EXERCISE:
How many lines of the data contain the string "DATE"? Write the number and nothing more.

DATA FOR THIS TASK:
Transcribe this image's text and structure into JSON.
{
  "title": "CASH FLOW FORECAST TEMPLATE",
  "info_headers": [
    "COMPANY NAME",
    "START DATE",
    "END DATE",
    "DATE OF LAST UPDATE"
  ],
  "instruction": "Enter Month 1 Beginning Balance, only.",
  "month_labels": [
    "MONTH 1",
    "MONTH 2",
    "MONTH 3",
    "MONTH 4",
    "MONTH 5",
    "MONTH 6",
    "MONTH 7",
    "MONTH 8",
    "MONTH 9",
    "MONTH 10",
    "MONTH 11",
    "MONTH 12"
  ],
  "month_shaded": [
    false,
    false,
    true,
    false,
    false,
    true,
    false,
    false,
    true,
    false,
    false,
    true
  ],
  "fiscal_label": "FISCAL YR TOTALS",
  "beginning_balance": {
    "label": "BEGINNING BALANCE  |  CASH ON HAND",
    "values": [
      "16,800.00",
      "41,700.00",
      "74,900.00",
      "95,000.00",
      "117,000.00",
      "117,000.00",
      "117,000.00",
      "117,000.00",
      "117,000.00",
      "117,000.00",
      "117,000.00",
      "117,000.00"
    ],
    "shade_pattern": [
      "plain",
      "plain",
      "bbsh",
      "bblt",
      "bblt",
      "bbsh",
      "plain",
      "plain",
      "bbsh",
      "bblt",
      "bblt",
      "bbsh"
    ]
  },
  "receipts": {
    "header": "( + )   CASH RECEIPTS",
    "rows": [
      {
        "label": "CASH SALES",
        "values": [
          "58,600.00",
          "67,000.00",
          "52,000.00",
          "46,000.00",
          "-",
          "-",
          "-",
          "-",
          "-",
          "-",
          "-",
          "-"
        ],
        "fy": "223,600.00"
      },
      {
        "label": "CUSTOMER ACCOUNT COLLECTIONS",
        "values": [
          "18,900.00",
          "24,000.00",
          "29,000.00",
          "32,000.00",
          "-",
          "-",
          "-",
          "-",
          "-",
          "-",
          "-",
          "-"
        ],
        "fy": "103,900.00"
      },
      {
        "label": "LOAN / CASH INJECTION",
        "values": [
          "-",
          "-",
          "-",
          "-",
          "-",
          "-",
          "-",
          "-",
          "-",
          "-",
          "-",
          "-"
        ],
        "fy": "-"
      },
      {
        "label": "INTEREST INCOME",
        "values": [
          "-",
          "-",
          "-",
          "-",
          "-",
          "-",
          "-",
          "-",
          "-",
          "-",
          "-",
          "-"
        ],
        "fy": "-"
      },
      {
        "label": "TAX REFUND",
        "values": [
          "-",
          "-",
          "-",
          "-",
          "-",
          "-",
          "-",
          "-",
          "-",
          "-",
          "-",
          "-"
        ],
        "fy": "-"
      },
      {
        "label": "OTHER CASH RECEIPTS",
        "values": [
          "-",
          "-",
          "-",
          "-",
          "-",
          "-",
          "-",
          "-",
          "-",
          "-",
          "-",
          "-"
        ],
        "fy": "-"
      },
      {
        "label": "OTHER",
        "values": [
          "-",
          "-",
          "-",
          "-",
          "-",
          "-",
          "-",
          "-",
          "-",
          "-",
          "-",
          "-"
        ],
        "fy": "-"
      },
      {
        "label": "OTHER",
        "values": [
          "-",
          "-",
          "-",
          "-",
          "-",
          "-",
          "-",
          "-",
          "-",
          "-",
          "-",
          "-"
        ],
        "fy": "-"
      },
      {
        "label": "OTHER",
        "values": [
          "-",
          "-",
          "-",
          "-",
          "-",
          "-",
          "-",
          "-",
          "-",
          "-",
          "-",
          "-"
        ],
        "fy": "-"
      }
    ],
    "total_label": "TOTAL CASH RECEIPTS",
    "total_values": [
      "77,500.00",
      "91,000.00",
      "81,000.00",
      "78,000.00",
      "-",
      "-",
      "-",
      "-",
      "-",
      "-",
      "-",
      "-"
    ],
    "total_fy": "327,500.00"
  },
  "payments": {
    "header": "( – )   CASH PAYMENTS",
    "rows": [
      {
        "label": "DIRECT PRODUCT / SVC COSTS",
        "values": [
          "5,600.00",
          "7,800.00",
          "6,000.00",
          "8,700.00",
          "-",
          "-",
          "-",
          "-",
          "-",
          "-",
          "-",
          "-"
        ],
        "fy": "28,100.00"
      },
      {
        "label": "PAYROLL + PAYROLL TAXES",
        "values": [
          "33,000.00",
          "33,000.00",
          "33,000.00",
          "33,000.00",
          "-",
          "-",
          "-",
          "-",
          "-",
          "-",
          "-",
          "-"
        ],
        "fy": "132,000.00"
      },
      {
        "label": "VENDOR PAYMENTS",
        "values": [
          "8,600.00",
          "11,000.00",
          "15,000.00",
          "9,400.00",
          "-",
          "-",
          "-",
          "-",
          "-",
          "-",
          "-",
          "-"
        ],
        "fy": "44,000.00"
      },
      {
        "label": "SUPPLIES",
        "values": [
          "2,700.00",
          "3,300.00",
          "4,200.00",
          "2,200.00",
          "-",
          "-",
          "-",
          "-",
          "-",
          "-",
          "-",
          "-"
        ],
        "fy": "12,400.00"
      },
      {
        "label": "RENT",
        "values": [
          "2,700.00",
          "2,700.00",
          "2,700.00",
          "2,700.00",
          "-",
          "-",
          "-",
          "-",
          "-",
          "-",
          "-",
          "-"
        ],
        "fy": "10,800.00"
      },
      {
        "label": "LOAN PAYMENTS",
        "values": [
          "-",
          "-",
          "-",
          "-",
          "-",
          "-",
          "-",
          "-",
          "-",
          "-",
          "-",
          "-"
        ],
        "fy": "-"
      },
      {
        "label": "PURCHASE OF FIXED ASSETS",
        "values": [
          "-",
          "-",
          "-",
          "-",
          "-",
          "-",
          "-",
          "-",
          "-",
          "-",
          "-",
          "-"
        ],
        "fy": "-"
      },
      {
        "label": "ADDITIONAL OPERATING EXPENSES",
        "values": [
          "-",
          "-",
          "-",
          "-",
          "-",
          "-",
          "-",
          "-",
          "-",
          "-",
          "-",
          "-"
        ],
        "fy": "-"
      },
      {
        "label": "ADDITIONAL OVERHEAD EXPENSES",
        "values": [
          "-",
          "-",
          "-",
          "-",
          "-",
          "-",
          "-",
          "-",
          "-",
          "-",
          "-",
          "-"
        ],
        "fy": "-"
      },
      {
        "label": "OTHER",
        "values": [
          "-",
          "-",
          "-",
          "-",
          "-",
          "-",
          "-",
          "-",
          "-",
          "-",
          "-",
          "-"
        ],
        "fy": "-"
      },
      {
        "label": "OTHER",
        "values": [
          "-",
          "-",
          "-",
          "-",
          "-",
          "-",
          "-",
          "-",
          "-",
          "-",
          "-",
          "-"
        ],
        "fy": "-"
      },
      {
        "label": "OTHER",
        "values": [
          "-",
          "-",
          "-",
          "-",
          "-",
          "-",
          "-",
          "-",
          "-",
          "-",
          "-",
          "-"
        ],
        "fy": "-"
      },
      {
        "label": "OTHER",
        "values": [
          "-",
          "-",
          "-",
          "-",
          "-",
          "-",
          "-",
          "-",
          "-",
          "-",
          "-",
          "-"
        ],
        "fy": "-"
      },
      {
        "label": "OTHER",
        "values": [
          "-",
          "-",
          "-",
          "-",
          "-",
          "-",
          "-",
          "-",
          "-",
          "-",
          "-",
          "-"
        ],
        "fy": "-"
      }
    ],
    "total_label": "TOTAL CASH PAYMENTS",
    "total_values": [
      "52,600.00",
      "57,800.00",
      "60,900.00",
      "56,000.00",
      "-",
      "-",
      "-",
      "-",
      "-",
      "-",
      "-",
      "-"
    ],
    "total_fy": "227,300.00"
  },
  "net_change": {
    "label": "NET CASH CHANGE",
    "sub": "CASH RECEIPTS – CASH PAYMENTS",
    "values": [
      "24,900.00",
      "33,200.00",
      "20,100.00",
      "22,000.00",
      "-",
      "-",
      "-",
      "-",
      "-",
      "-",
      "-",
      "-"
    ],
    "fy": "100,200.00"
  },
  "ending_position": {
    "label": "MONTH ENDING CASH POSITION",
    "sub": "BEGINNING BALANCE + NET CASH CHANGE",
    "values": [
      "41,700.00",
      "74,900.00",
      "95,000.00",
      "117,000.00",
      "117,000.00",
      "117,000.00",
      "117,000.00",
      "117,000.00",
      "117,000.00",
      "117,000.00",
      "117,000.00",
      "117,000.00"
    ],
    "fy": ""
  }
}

COMPLETED TASK:
3